Betty-Jean Landeen v. Kate Dibble et al.: A woman whose vehicle was hit head-on in a car crash two years ago has recovered nearly $250,000 in damages following a trial in New Britain.

Betty-Jean Landeen, 50, of Bristol, was driving east on Meriden Avenue on her way to work in Southington at around 7 a.m. Jan. 14, 2009. As Landeen approached the intersection with Carter Lane, she said that another driver, Kate Dibble, 19, turned left in front of her, causing the head-on collision.

Landeen’s lawyers, Brian M. Flood and Patricia Cruz of Moore, O’Brien, Jacques & Yelenak in Cheshire, said the defense claimed a different version of events. Dibble claimed that Landeen was driving too fast and crossed the double yellow lines prior to attempting her left-hand turn.

However, the lawyers said that a witness to the accident, who coincidentally happened to know the defendant, testified at the trial that Landeen’s account of the accident was accurate.

After the crash, Landeen experienced neck and back pain, with the neck injury being the more severe of the two. Her lawyers explained that Landeen had neck pain that radiated down her arms from a herniated disc. She also developed muscle pain.

Her doctor, Ronald Paret, opined that she had 5 percent permanent impairment to her cervical spine. The doctor said that surgery was not an option for this injury; Landeen has been undergoing a pain management program consisting primarily of chiropractic care.

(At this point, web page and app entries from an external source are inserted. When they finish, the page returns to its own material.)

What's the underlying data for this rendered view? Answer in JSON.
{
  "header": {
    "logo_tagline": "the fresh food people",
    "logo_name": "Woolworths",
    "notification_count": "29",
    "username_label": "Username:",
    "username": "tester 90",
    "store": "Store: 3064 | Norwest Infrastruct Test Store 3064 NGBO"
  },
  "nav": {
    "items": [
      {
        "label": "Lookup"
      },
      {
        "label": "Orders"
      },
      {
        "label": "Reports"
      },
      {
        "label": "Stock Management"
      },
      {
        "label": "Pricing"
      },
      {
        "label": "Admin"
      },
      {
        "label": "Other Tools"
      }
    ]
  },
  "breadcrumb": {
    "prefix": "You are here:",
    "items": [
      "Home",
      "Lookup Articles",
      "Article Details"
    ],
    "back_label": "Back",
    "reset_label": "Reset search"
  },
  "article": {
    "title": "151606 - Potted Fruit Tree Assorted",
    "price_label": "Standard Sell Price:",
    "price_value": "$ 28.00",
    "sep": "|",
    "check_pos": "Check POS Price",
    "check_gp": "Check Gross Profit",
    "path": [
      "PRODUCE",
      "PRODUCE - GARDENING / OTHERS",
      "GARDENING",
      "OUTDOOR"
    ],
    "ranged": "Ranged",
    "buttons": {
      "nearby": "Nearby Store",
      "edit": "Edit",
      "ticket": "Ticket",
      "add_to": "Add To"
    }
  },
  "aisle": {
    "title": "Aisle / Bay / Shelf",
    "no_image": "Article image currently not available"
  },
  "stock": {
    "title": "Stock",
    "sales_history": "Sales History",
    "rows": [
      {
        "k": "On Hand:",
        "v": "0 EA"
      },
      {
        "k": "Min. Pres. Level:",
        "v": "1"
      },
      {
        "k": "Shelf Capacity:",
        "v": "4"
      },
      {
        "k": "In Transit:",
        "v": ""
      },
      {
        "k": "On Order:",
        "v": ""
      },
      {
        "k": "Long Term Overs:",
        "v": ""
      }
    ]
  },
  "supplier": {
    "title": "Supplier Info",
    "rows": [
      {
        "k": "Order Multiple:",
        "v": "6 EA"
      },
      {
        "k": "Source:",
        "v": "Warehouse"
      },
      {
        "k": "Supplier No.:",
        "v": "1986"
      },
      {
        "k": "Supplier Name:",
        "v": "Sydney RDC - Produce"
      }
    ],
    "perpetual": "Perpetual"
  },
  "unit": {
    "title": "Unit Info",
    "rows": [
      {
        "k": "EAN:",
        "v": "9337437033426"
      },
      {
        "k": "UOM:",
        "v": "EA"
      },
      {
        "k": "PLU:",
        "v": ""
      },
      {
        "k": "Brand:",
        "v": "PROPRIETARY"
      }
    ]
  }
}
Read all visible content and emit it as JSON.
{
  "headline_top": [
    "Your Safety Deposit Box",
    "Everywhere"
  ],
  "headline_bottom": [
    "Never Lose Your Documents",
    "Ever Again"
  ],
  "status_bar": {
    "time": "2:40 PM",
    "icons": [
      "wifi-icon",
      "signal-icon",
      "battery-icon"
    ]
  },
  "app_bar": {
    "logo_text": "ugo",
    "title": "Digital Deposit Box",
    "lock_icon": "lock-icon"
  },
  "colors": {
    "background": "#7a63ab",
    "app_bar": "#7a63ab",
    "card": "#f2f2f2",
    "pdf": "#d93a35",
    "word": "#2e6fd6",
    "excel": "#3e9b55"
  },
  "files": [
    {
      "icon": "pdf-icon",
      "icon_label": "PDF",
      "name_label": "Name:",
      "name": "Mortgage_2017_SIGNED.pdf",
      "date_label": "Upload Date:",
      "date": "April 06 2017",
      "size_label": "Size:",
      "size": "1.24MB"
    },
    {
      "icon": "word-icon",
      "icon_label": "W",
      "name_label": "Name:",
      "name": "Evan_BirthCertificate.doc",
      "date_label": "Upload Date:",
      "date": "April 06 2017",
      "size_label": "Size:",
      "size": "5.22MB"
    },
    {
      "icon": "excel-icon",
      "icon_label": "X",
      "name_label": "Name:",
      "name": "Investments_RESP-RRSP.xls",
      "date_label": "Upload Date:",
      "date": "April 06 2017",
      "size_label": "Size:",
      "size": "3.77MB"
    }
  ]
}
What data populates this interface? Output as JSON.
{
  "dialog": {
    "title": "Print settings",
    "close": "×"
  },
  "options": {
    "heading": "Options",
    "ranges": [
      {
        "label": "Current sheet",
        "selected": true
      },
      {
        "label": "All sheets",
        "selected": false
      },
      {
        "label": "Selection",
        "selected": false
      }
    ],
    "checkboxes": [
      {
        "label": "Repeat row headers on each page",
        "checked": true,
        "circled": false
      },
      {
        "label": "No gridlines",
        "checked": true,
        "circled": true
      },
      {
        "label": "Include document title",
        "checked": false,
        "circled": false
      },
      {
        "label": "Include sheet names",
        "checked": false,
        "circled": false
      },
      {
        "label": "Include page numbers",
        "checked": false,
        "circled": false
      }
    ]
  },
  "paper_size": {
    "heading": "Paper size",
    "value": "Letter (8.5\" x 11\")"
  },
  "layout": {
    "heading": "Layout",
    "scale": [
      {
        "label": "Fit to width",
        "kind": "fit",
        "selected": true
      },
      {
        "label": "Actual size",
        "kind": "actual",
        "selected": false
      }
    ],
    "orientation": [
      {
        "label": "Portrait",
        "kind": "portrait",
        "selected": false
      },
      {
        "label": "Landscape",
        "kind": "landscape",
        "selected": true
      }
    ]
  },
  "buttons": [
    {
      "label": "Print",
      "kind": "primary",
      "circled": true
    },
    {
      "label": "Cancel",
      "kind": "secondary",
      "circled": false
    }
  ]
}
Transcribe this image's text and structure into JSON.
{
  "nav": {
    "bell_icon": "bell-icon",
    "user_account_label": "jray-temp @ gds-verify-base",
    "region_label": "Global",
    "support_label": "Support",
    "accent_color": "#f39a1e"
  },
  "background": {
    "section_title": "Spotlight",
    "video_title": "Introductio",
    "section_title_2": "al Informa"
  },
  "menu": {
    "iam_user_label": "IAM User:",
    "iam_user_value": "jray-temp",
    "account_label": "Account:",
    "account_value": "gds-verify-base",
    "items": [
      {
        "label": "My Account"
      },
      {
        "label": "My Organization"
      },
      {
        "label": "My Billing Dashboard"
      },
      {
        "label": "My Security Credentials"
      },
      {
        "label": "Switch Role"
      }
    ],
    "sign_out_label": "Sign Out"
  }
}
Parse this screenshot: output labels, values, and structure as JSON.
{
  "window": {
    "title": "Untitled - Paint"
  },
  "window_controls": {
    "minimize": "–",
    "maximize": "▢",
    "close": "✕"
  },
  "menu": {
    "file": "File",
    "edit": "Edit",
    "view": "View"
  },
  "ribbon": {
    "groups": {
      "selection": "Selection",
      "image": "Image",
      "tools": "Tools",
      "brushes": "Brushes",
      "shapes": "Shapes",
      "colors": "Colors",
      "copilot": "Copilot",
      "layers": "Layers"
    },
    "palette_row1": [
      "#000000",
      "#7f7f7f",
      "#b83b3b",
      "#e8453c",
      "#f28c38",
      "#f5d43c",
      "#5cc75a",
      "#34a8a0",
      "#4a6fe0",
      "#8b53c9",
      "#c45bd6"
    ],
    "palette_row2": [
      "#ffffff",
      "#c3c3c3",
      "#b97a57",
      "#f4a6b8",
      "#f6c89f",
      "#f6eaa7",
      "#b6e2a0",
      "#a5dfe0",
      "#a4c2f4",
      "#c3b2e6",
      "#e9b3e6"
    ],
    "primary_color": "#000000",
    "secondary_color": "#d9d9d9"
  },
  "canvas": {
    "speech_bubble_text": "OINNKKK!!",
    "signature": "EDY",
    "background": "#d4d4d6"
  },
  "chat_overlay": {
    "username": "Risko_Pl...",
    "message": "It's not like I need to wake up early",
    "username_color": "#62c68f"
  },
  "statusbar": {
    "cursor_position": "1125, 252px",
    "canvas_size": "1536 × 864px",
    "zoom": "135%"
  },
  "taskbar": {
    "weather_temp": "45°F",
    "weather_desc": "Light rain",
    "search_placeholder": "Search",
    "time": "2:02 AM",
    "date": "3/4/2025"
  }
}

Landeen’s medical bills have totaled $25,446 and she continues to undergo treatment.

Landeen’s doctor believed that she might have had the herniation even before the car accident ever happened but that it was asymptomatic and that the impact triggered the radiating pain in her arms.

Cruz explained that Landeen was an office manager at a medical facility at the time of the accident. The lawyer said that Landeen lost that job and a subsequent job.

“Because of the pain she had, she wasn’t able to work up to her abilities,” said Cruz.

Flood, the other plaintiff’s attorney, said that Dr. Elizabeth Reardon testified at the trial. Reardon worked at the doctor’s office that employed Landeen at the time of the accident.

“I think her testimony was instrumental, certainly,” said Flood. “She was extremely credible, believable. She saw [the plaintiff] on a daily basis and was able to relay to the jury just what she saw with Betty-Jean and how she had been transformed from before to after the accident.”

The responding police officer at the accident also testified at the trial, Landeen’s lawyers said.

These days, the lawyers said, Landeen is working at another doctor’s office and trying to cope with the pain. Lost wages were not part of the lawsuit.

Dibble, conversely, was uninjured in the crash. Her lawyer, Eric R. Schwerzmann, of Regnier, Taylor, Curran & Eddy in Hartford, did not return repeated calls for comment by press time last week.

Flood said the defendant’s insurance policy limits were $100,000, which the plaintiff sought in order to avoid going to trial. However, the insurance company, USAA, never made a formal offer and was not interested in settling for anything above the $50,000 to $75,000 range.

“My client would have settled the case had they simply paid the policy limits, but the insurance company wouldn’t do that,” said Flood.

The trial took place in New Britain before Judge Joseph M. Shortall the week leading up to Christmas. The jury returned a verdict of $249,754 on Dec. 23 after deliberating between five and six hours. Roughly $25,000 of that amount was for the past medical bills with the rest for non-economic damages.

Landeen’s lawyers said the jury found Dibble 90 percent negligent. Jurors found Landeen 10 percent negligent, presumably for driving too fast. “It was a good verdict,” said Flood. “She was satisfied with the result.”